US jobless numbers surged from 3.3 million the week prior to 6.6 million last week, taking the total to almost 10 million people filing for benefits. Donald Trump responded to these record-breaking figures by signing an historic $2.2 trillion virus relief package into law. The package gives the unemployed $600 per person, in addition to their state benefits, for up to four months. This is a significant increase from the average benefits payment of c.$385 per person per month. It is expected that jobless numbers will continue to climb as workers and businesses alike access benefits; these stark numbers validate the consensus view that the US is already in recession.

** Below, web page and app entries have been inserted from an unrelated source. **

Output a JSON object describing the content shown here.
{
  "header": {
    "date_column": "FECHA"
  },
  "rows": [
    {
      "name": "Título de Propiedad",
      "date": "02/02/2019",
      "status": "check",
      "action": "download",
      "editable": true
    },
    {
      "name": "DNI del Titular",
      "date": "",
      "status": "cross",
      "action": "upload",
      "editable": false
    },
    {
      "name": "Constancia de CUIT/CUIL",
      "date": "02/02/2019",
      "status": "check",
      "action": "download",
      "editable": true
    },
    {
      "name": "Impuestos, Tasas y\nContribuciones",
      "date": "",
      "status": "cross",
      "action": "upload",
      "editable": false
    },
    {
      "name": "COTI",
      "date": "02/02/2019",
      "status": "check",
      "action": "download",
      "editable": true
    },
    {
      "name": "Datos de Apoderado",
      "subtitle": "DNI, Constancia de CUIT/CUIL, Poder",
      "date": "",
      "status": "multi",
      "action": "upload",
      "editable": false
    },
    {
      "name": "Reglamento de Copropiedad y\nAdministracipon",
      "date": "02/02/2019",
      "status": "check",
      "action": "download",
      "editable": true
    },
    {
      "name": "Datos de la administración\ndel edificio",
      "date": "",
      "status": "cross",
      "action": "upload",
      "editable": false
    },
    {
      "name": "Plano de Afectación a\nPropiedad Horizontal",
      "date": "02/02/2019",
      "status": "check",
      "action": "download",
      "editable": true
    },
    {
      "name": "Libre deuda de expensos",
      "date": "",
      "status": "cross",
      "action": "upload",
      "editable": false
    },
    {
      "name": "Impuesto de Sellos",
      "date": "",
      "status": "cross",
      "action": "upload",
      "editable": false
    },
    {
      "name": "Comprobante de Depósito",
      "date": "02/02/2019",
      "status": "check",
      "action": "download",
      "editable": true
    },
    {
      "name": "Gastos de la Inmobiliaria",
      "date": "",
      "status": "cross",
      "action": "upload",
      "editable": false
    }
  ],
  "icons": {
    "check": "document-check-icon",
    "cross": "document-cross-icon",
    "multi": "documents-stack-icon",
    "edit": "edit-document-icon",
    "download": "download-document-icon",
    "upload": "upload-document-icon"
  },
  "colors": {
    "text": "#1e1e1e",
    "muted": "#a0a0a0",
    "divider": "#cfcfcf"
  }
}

Services PMI data shows a sedate return to the new normal for China and a somewhat grim picture for Europe. As China gets back to work, data sluggishly moved up from an historic low of 26.5 in February to 43 in March, a move in the right direction, but at a slower pace than expected. Europe, notably Spain and Italy, tells a very different story; both countries posted services data of 52.1 in February which collapsed to 23 and 17.4 respectively in March. While the Coronavirus continues to wreak havoc with the global economy, there are some tentative signs, in both Spain and Italy, that the infection rate is slowing.

Crude oil hit rock bottom last week tumbling to $25 a barrel having started 2020 at $66 a barrel. The slowing economy and excess supply have resulted in the collapse in oil price. In a move to stem further price falls, OPEC and others will meet this Thursday with a view to cutting supply. In an unprecedented move, which has not been witnessed before, Saudi Arabia will delay announcing its official oil selling price for May until after the meeting has taken place; prices were due on Sunday.